4. Alejandro Salafranca Vázquez
Head of the Dignified Work Unit of the Ministry of Labor and Social Security
The outsourcing reform It was one of the most relevant topics on the labor agenda this year and Alejandro Salafranca Vázquez was a key piece to materialize it from its discussion to its implementation.
Salafranca Vázquez is an anthropologist from the National School of Anthropology and History of Mexico and is a career public servant with a career that has led him to occupy positions such as the Management Evaluation Directorate in the Comptroller General of the Government of the Federal District, the National Coordination of Institutional Development of the National Institute of Anthropology and History (INAH) and the Directorate of Digital Strategy of the Ministry of Culture.
The office under his charge is in charge of carrying out the labor inspections To guarantee decent working conditions and as a result of the changes to the subcontracting scheme, it manages the Registry of Specialized Service Providers or Specialized Works (Repse).
Sources within the government and the business sector confirmed their active participation in the construction of the reform that prohibited the outsourcing based on the supply of personnel in their current terms and their willingness to support companies in clarifying doubts and complying with new legal provisions.

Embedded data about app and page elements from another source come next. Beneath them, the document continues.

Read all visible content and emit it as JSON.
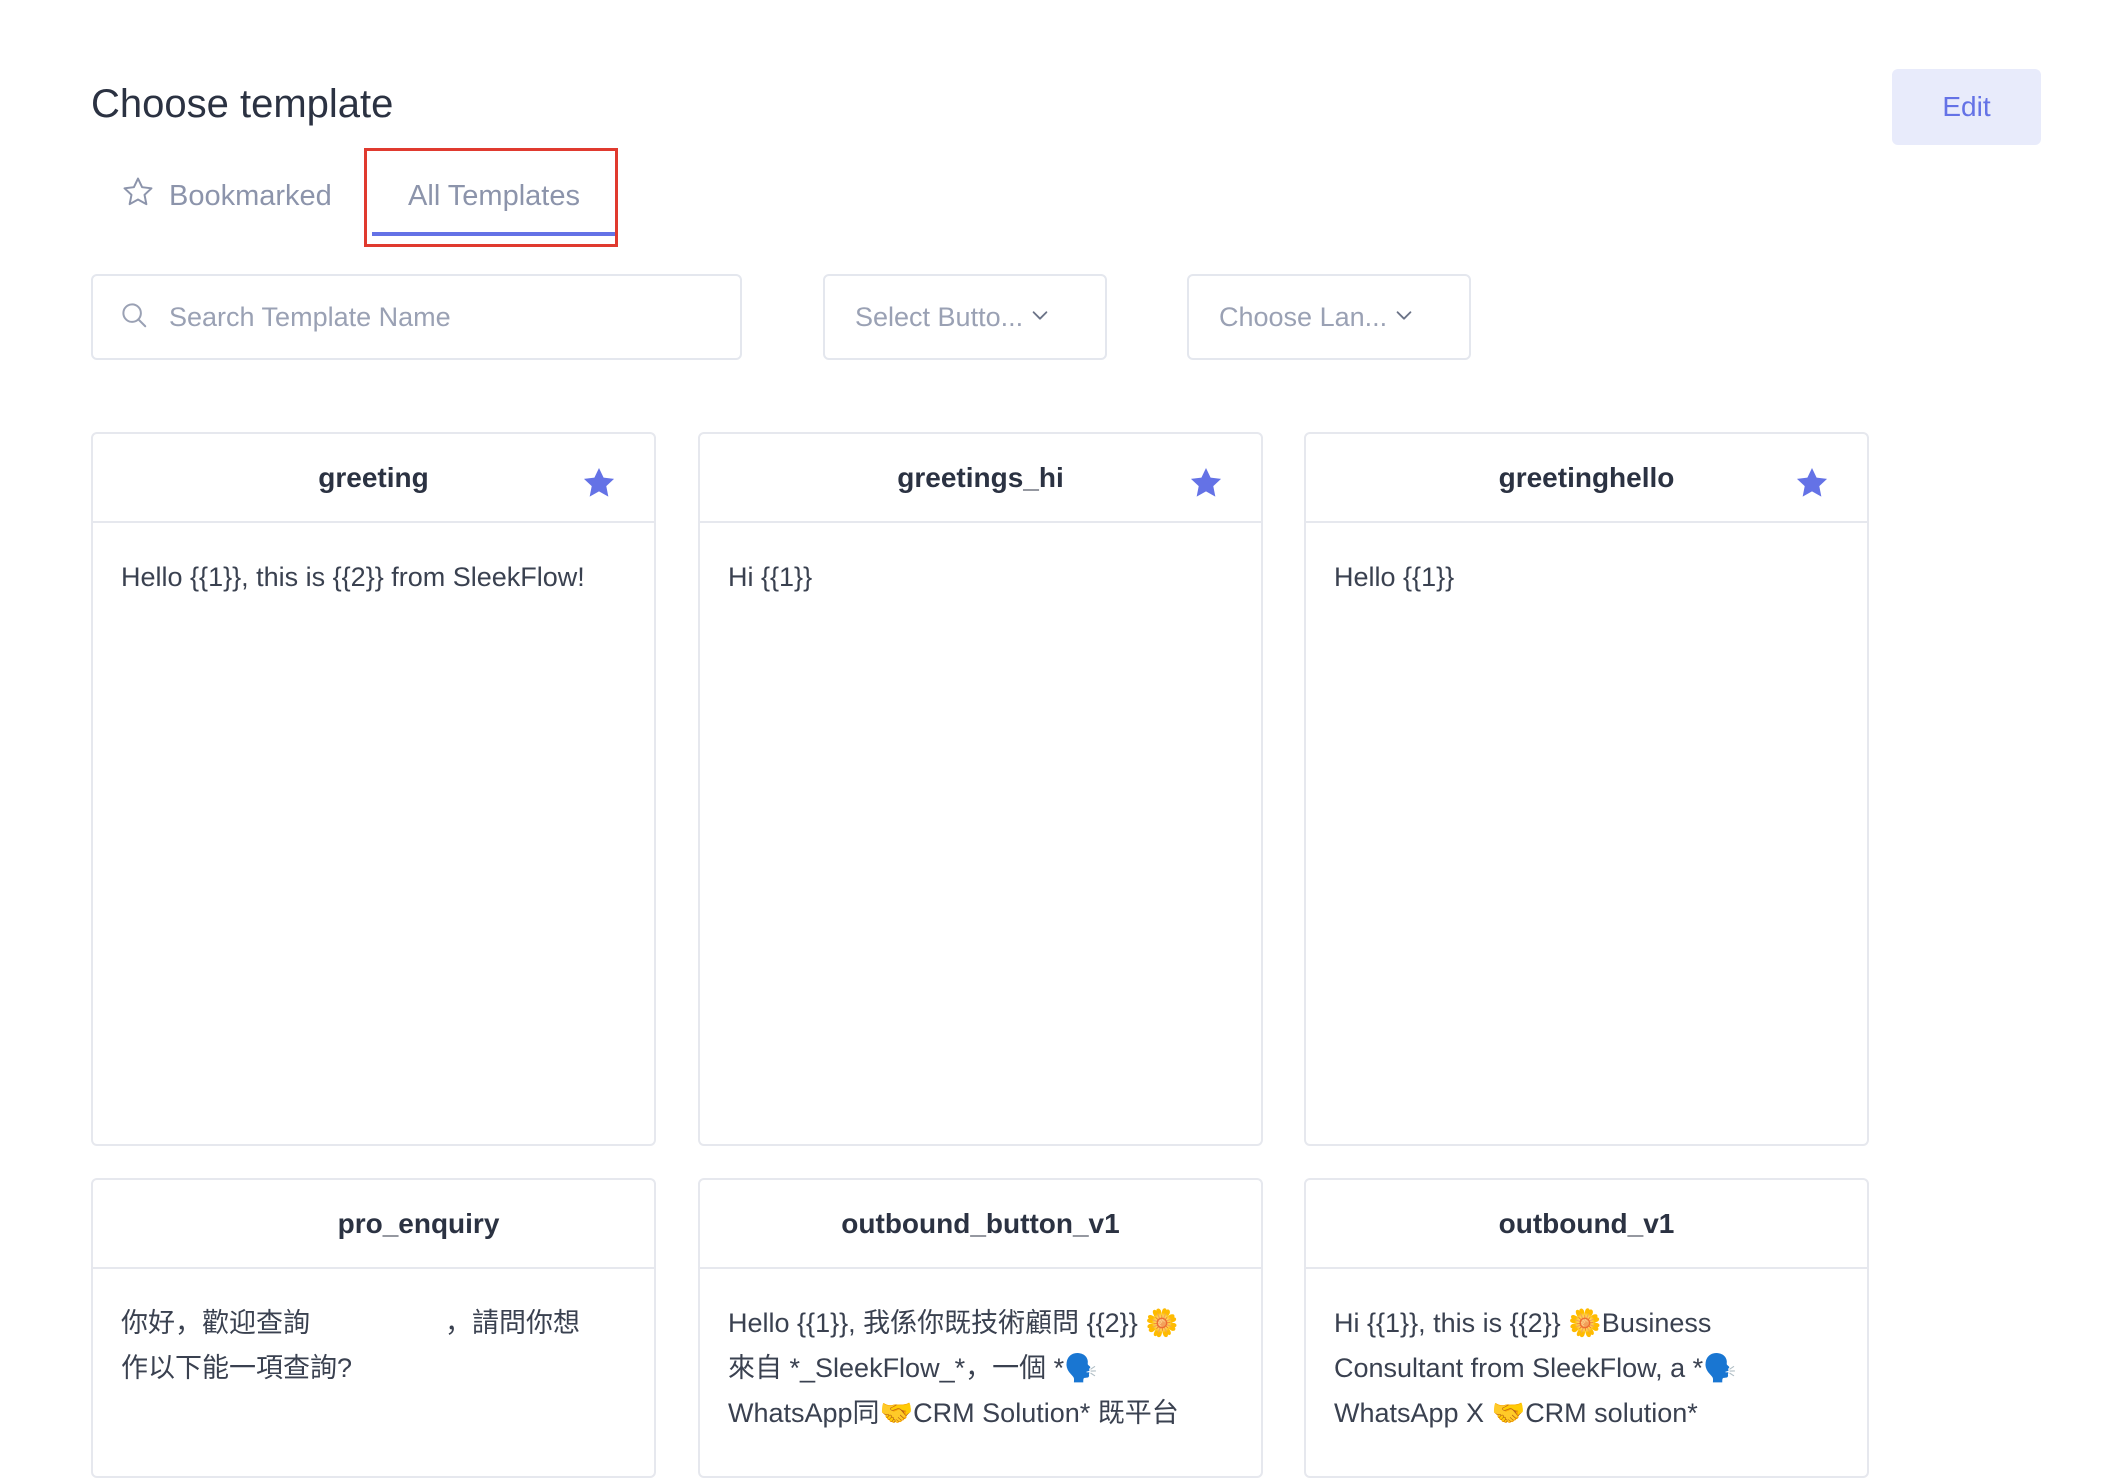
{
  "page": {
    "title": "Choose template",
    "edit_label": "Edit"
  },
  "tabs": [
    {
      "label": "Bookmarked",
      "icon": "star-outline-icon",
      "active": false
    },
    {
      "label": "All Templates",
      "active": true
    }
  ],
  "filters": {
    "search_placeholder": "Search Template Name",
    "button_select": "Select Butto...",
    "language_select": "Choose Lan..."
  },
  "colors": {
    "accent": "#6472e6",
    "highlight": "#e03a2f",
    "star": "#6472e6"
  },
  "templates": [
    {
      "name": "greeting",
      "bookmarked": true,
      "body": "Hello {{1}}, this is {{2}} from SleekFlow!"
    },
    {
      "name": "greetings_hi",
      "bookmarked": true,
      "body": "Hi {{1}}"
    },
    {
      "name": "greetinghello",
      "bookmarked": true,
      "body": "Hello {{1}}"
    },
    {
      "name": "pro_enquiry",
      "bookmarked": false,
      "body": "你好，歡迎查詢　　　　　，請問你想\n作以下能一項查詢?"
    },
    {
      "name": "outbound_button_v1",
      "bookmarked": false,
      "body": "Hello {{1}}, 我係你既技術顧問 {{2}} 🌼\n來自 *_SleekFlow_*，一個 *🗣️\nWhatsApp同🤝CRM Solution* 既平台"
    },
    {
      "name": "outbound_v1",
      "bookmarked": false,
      "body": "Hi {{1}}, this is {{2}} 🌼Business\nConsultant from SleekFlow, a *🗣️\nWhatsApp X 🤝CRM solution*"
    }
  ]
}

5. Norma Gabriela López Castañeda
Director of Incorporation and Collection of the Mexican Institute of Social Security (IMSS)
The first half of this federal administration has been marked by changes in the world of work. And as regards the access to social security of working people, Norma Gabriela López Castañeda has played a key role.

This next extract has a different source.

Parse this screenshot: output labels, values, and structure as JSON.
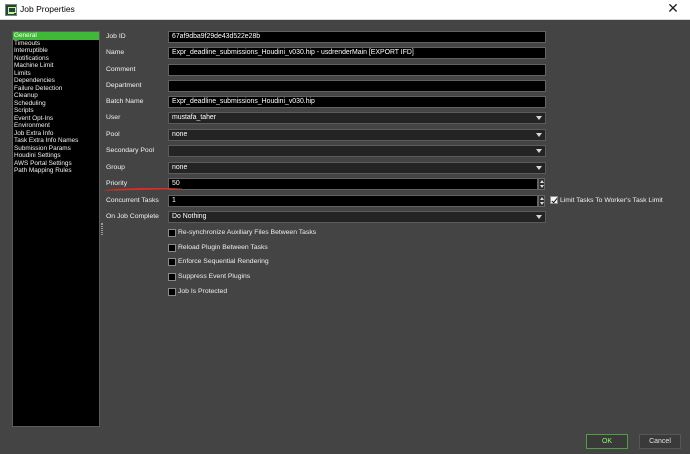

The Director of Incorporation and Collection of the IMSS has been the main promoter of the pilot programs of affiliation for domestic workers Y independent workers. Furthermore, its participation in the new subcontracting scheme has also been remarkable.
The official is a lawyer from the Instituto Tecnológico Autónomo de México (ITAM) and a master’s degree in Tax Law at the Universidad Panamericana. He has a certification in international tax from New York University (NYU). For 11 years she served as a civil servant in various positions at the Ministry of Finance and Public Credit (SHCP).
IN 2014 he entered the IMSS. In 2018 she was appointed head of the Directorate of Incorporation and Collection, from where she has launched the first and second phases of the test to incorporate domestic workers since 2019. This year the pilot for independent workers began, including those who work on digital platforms.
The IMSS affiliation system It was designed practically for only one type of salaried people, he pointed out to this medium, and it left out a good part of the population and has prevented the new forms of work from being benefited. That is why, prior to a legislation that protects them, the institute has created programs on a trial basis, anticipating legal reforms, as stated.
6. Lorenzo Roel Hernández
President of the Labor Commission of the Business Coordinating Council
One of the most relevant points of the outsourcing reform is that it was a tripartite agreement, that is, the modifications were the result of the negotiations that were carried out for months between the government, union representatives and business leaders. In this context, Lorenzo Roel is a prominent character during 2021.
He is a teacher in Labor Law from the Escuela Libre de Derecho and has more than 36 years of experience as an employer advisor in Labor Law. He is a managing partner of the firm Roel Abogados and chairs the Labor Law Commission of the Illustrious and National Bar Association of Mexico (INCAM).
Lorenzo Roel was present at practically all the dialogue tables to address the distortion that the subcontracting reform would cause in the payment of the profit sharing (PTU), space in which it was key to stop the distribution of profits and, consequently, that the business sector agreed to move forward with the legal changes.